[Start of section]
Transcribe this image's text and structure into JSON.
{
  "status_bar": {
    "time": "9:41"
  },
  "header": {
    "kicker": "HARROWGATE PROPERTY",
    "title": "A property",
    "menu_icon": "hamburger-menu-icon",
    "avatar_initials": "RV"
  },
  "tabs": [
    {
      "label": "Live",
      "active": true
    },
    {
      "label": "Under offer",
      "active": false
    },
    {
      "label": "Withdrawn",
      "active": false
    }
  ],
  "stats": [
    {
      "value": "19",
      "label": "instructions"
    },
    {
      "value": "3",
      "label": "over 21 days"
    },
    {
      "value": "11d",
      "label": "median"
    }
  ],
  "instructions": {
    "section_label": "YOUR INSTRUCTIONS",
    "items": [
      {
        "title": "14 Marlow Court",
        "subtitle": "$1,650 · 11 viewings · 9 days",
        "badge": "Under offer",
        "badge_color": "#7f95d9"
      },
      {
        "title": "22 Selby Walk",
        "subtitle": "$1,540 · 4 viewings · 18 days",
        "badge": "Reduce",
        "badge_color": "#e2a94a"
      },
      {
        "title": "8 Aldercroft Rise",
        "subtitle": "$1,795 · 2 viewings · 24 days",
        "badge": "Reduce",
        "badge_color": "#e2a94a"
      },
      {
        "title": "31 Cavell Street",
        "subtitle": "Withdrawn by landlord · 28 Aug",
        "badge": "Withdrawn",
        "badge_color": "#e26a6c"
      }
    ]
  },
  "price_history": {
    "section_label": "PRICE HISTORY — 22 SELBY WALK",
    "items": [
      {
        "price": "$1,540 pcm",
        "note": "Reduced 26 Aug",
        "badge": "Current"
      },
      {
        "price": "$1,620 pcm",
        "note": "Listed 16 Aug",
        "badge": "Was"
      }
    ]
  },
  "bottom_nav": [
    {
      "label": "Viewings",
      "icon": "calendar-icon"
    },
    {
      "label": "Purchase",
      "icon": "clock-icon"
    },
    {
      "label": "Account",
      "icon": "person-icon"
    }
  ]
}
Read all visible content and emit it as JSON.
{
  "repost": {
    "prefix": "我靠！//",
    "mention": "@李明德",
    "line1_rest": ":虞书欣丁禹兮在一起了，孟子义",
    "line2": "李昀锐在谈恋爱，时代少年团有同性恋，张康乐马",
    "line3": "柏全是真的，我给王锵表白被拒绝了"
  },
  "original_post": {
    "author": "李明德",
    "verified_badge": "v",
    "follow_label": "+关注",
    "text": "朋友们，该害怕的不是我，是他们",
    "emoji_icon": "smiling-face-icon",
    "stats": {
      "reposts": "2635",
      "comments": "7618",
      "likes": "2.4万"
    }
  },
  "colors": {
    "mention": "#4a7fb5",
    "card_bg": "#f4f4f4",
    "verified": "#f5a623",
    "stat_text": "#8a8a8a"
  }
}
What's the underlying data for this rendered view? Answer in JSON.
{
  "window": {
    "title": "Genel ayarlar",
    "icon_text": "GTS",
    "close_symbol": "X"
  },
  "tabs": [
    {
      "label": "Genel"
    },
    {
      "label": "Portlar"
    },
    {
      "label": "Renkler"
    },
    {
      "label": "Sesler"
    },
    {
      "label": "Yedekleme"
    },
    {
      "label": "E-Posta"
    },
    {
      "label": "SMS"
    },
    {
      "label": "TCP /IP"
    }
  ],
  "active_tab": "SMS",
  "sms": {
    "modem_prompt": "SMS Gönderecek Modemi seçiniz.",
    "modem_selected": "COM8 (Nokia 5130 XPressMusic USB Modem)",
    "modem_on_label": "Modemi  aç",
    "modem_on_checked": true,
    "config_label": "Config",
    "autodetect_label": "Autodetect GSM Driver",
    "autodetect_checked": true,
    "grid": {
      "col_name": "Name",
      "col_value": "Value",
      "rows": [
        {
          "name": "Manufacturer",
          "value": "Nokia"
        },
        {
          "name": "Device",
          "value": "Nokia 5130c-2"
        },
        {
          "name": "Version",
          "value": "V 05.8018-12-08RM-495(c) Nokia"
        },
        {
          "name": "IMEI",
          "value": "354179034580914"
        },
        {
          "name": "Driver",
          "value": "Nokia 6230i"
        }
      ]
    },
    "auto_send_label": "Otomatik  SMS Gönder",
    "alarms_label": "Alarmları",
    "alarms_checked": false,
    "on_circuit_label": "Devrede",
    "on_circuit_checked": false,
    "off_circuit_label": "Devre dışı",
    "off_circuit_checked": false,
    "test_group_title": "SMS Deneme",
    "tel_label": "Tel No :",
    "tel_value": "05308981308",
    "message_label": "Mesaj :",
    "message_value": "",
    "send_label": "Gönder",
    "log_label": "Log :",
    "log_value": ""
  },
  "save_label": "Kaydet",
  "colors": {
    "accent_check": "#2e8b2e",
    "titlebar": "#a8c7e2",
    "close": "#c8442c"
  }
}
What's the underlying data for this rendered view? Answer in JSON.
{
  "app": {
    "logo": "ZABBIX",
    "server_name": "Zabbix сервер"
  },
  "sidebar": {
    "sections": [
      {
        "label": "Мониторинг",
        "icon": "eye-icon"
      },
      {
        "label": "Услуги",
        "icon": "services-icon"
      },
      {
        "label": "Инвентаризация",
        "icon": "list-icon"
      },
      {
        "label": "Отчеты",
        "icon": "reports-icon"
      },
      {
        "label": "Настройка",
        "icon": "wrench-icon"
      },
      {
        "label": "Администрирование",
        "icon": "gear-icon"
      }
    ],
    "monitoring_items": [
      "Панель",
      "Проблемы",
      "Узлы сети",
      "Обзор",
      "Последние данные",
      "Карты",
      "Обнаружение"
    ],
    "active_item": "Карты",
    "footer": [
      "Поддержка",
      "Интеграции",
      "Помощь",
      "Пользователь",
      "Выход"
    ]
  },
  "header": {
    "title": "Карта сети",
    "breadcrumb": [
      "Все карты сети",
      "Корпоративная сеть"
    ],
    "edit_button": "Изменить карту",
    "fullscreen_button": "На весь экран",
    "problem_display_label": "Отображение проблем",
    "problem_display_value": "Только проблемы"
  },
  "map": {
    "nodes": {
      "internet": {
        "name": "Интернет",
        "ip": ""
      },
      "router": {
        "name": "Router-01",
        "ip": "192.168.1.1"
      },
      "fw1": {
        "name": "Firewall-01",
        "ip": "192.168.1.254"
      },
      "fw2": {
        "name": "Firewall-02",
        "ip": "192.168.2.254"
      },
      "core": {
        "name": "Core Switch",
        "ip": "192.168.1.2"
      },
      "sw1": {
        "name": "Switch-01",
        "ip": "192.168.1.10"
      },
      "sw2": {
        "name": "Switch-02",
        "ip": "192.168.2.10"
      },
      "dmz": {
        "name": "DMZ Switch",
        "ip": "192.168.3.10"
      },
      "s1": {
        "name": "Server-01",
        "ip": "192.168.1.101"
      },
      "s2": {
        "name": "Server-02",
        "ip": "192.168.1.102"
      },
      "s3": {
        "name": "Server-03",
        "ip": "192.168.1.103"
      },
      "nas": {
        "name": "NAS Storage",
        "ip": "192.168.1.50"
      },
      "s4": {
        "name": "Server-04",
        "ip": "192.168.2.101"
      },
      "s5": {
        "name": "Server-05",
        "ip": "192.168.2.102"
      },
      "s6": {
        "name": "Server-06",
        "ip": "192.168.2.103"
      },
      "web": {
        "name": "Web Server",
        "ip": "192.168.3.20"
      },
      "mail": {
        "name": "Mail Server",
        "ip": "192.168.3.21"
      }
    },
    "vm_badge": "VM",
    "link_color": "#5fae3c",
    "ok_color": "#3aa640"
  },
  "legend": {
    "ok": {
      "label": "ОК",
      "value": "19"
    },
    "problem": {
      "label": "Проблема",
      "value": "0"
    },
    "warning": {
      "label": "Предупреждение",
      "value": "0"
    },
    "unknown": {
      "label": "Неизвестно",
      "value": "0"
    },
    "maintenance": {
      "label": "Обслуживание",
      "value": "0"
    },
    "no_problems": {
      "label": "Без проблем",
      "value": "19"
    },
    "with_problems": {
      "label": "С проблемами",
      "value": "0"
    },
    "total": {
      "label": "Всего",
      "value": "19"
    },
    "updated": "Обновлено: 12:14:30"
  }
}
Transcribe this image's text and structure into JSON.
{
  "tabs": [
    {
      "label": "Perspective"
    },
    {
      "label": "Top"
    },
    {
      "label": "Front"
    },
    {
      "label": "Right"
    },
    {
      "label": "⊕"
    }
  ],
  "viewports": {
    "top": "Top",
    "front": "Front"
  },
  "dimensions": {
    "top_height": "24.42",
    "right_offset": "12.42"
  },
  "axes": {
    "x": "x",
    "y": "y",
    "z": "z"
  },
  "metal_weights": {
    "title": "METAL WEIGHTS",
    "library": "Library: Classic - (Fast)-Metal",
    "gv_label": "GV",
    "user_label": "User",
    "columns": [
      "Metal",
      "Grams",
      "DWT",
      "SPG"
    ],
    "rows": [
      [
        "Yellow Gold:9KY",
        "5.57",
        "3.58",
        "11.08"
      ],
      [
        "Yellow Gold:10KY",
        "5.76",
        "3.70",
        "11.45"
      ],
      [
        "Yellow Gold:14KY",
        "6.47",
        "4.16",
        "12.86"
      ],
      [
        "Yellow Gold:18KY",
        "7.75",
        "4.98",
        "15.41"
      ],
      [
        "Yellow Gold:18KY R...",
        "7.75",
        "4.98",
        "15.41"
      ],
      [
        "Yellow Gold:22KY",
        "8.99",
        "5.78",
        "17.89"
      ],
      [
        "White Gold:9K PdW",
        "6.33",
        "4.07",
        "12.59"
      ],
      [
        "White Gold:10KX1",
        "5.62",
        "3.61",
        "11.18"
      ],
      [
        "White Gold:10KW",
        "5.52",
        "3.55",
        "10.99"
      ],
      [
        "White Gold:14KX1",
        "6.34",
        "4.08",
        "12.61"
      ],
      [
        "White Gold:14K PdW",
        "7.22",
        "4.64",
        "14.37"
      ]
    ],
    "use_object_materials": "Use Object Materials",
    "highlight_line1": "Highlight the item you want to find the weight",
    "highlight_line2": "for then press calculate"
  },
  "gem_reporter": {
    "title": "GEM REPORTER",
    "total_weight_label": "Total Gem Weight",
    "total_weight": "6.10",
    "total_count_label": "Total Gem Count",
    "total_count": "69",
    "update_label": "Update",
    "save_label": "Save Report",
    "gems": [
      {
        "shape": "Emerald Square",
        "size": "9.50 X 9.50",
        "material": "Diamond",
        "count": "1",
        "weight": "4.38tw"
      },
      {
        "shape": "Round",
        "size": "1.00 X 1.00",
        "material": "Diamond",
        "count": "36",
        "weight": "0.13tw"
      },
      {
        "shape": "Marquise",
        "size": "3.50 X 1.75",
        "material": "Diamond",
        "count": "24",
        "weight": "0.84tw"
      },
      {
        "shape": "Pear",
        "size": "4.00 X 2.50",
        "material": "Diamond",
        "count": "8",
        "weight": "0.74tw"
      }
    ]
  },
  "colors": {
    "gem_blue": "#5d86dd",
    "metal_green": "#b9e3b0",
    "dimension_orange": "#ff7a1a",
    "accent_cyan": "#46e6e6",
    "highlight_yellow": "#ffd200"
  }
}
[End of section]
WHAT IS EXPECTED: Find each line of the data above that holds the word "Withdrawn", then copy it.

RESULT FOR THIS EXERCISE:
      "label": "Withdrawn",
        "subtitle": "Withdrawn by landlord · 28 Aug",
        "badge": "Withdrawn",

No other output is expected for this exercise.